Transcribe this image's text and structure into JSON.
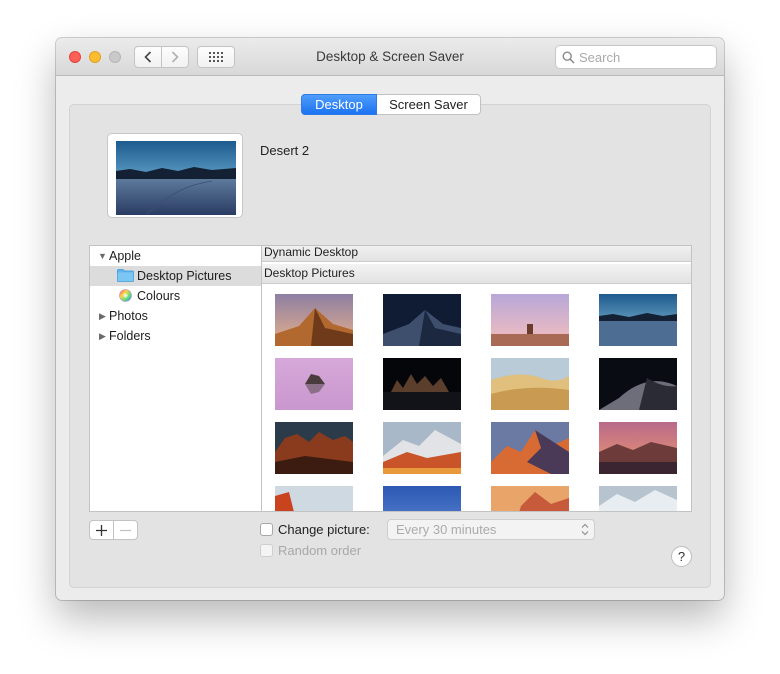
{
  "window": {
    "title": "Desktop & Screen Saver",
    "search_placeholder": "Search"
  },
  "tabs": [
    {
      "label": "Desktop",
      "active": true
    },
    {
      "label": "Screen Saver",
      "active": false
    }
  ],
  "current_picture": {
    "name": "Desert 2"
  },
  "sidebar": {
    "items": [
      {
        "label": "Apple",
        "expanded": true
      },
      {
        "label": "Desktop Pictures",
        "selected": true,
        "icon": "folder-icon"
      },
      {
        "label": "Colours",
        "icon": "color-wheel-icon"
      },
      {
        "label": "Photos",
        "expanded": false
      },
      {
        "label": "Folders",
        "expanded": false
      }
    ]
  },
  "content": {
    "section_dynamic": "Dynamic Desktop",
    "section_pictures": "Desktop Pictures"
  },
  "thumbnails": [
    {
      "name": "mojave-day"
    },
    {
      "name": "mojave-night"
    },
    {
      "name": "desert-rock-dusk"
    },
    {
      "name": "desert-lake-blue"
    },
    {
      "name": "mono-lake-pink"
    },
    {
      "name": "tufa-night"
    },
    {
      "name": "sand-dunes-day"
    },
    {
      "name": "sand-dunes-night"
    },
    {
      "name": "rock-cliffs"
    },
    {
      "name": "high-sierra-day"
    },
    {
      "name": "sierra-peaks-sunset"
    },
    {
      "name": "ridge-sunset"
    },
    {
      "name": "el-capitan"
    },
    {
      "name": "blue-sky"
    },
    {
      "name": "yosemite-sunset"
    },
    {
      "name": "mountain-snow"
    }
  ],
  "controls": {
    "change_picture_label": "Change picture:",
    "change_picture_checked": false,
    "interval_value": "Every 30 minutes",
    "random_order_label": "Random order",
    "random_order_checked": false,
    "help_label": "?"
  },
  "colors": {
    "accent": "#1c72f2",
    "close": "#fe5f57",
    "minimize": "#febc2e",
    "zoom_disabled": "#c9c9c9"
  }
}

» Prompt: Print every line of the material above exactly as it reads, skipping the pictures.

» Task solution:
Transcribe this image's text and structure into JSON.
{
  "window": {
    "title": "Desktop & Screen Saver",
    "search_placeholder": "Search"
  },
  "tabs": [
    {
      "label": "Desktop",
      "active": true
    },
    {
      "label": "Screen Saver",
      "active": false
    }
  ],
  "current_picture": {
    "name": "Desert 2"
  },
  "sidebar": {
    "items": [
      {
        "label": "Apple",
        "expanded": true
      },
      {
        "label": "Desktop Pictures",
        "selected": true,
        "icon": "folder-icon"
      },
      {
        "label": "Colours",
        "icon": "color-wheel-icon"
      },
      {
        "label": "Photos",
        "expanded": false
      },
      {
        "label": "Folders",
        "expanded": false
      }
    ]
  },
  "content": {
    "section_dynamic": "Dynamic Desktop",
    "section_pictures": "Desktop Pictures"
  },
  "thumbnails": [
    {
      "name": "mojave-day"
    },
    {
      "name": "mojave-night"
    },
    {
      "name": "desert-rock-dusk"
    },
    {
      "name": "desert-lake-blue"
    },
    {
      "name": "mono-lake-pink"
    },
    {
      "name": "tufa-night"
    },
    {
      "name": "sand-dunes-day"
    },
    {
      "name": "sand-dunes-night"
    },
    {
      "name": "rock-cliffs"
    },
    {
      "name": "high-sierra-day"
    },
    {
      "name": "sierra-peaks-sunset"
    },
    {
      "name": "ridge-sunset"
    },
    {
      "name": "el-capitan"
    },
    {
      "name": "blue-sky"
    },
    {
      "name": "yosemite-sunset"
    },
    {
      "name": "mountain-snow"
    }
  ],
  "controls": {
    "change_picture_label": "Change picture:",
    "change_picture_checked": false,
    "interval_value": "Every 30 minutes",
    "random_order_label": "Random order",
    "random_order_checked": false,
    "help_label": "?"
  },
  "colors": {
    "accent": "#1c72f2",
    "close": "#fe5f57",
    "minimize": "#febc2e",
    "zoom_disabled": "#c9c9c9"
  }
}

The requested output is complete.